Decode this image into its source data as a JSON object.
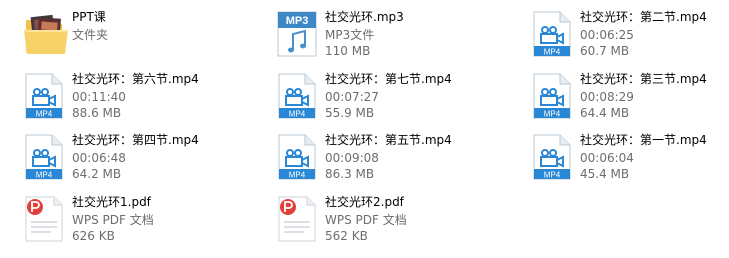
{
  "window": {
    "view": "tiles"
  },
  "files": [
    {
      "name": "PPT课",
      "type": "文件夹",
      "size": "",
      "icon": "folder-icon"
    },
    {
      "name": "社交光环.mp3",
      "type": "MP3文件",
      "size": "110 MB",
      "icon": "mp3-icon",
      "badge": "MP3"
    },
    {
      "name": "社交光环：第二节.mp4",
      "type": "00:06:25",
      "size": "60.7 MB",
      "icon": "mp4-icon",
      "badge": "MP4"
    },
    {
      "name": "社交光环：第六节.mp4",
      "type": "00:11:40",
      "size": "88.6 MB",
      "icon": "mp4-icon",
      "badge": "MP4"
    },
    {
      "name": "社交光环：第七节.mp4",
      "type": "00:07:27",
      "size": "55.9 MB",
      "icon": "mp4-icon",
      "badge": "MP4"
    },
    {
      "name": "社交光环：第三节.mp4",
      "type": "00:08:29",
      "size": "64.4 MB",
      "icon": "mp4-icon",
      "badge": "MP4"
    },
    {
      "name": "社交光环：第四节.mp4",
      "type": "00:06:48",
      "size": "64.2 MB",
      "icon": "mp4-icon",
      "badge": "MP4"
    },
    {
      "name": "社交光环：第五节.mp4",
      "type": "00:09:08",
      "size": "86.3 MB",
      "icon": "mp4-icon",
      "badge": "MP4"
    },
    {
      "name": "社交光环：第一节.mp4",
      "type": "00:06:04",
      "size": "45.4 MB",
      "icon": "mp4-icon",
      "badge": "MP4"
    },
    {
      "name": "社交光环1.pdf",
      "type": "WPS PDF 文档",
      "size": "626 KB",
      "icon": "wps-pdf-icon"
    },
    {
      "name": "社交光环2.pdf",
      "type": "WPS PDF 文档",
      "size": "562 KB",
      "icon": "wps-pdf-icon"
    }
  ],
  "colors": {
    "video_badge": "#2a87d6",
    "mp3_badge": "#3c88c6",
    "pdf_red": "#e0413a",
    "folder_yellow": "#f3c24a",
    "meta_text": "#6d6d6d"
  }
}
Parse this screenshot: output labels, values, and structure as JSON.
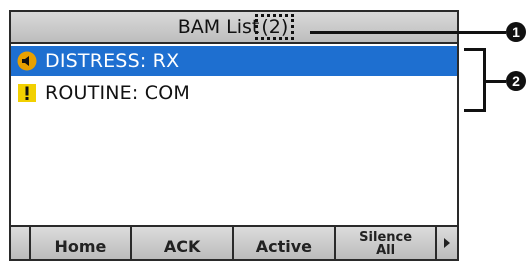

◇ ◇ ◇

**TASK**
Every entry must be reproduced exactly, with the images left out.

**ANSWER SPACE**
Decode this image into its source data as a JSON object.
{
  "window": {
    "view": "tiles"
  },
  "files": [
    {
      "name": "PPT课",
      "type": "文件夹",
      "size": "",
      "icon": "folder-icon"
    },
    {
      "name": "社交光环.mp3",
      "type": "MP3文件",
      "size": "110 MB",
      "icon": "mp3-icon",
      "badge": "MP3"
    },
    {
      "name": "社交光环：第二节.mp4",
      "type": "00:06:25",
      "size": "60.7 MB",
      "icon": "mp4-icon",
      "badge": "MP4"
    },
    {
      "name": "社交光环：第六节.mp4",
      "type": "00:11:40",
      "size": "88.6 MB",
      "icon": "mp4-icon",
      "badge": "MP4"
    },
    {
      "name": "社交光环：第七节.mp4",
      "type": "00:07:27",
      "size": "55.9 MB",
      "icon": "mp4-icon",
      "badge": "MP4"
    },
    {
      "name": "社交光环：第三节.mp4",
      "type": "00:08:29",
      "size": "64.4 MB",
      "icon": "mp4-icon",
      "badge": "MP4"
    },
    {
      "name": "社交光环：第四节.mp4",
      "type": "00:06:48",
      "size": "64.2 MB",
      "icon": "mp4-icon",
      "badge": "MP4"
    },
    {
      "name": "社交光环：第五节.mp4",
      "type": "00:09:08",
      "size": "86.3 MB",
      "icon": "mp4-icon",
      "badge": "MP4"
    },
    {
      "name": "社交光环：第一节.mp4",
      "type": "00:06:04",
      "size": "45.4 MB",
      "icon": "mp4-icon",
      "badge": "MP4"
    },
    {
      "name": "社交光环1.pdf",
      "type": "WPS PDF 文档",
      "size": "626 KB",
      "icon": "wps-pdf-icon"
    },
    {
      "name": "社交光环2.pdf",
      "type": "WPS PDF 文档",
      "size": "562 KB",
      "icon": "wps-pdf-icon"
    }
  ],
  "colors": {
    "video_badge": "#2a87d6",
    "mp3_badge": "#3c88c6",
    "pdf_red": "#e0413a",
    "folder_yellow": "#f3c24a",
    "meta_text": "#6d6d6d"
  }
}
Parse this screenshot: output labels, values, and structure as JSON.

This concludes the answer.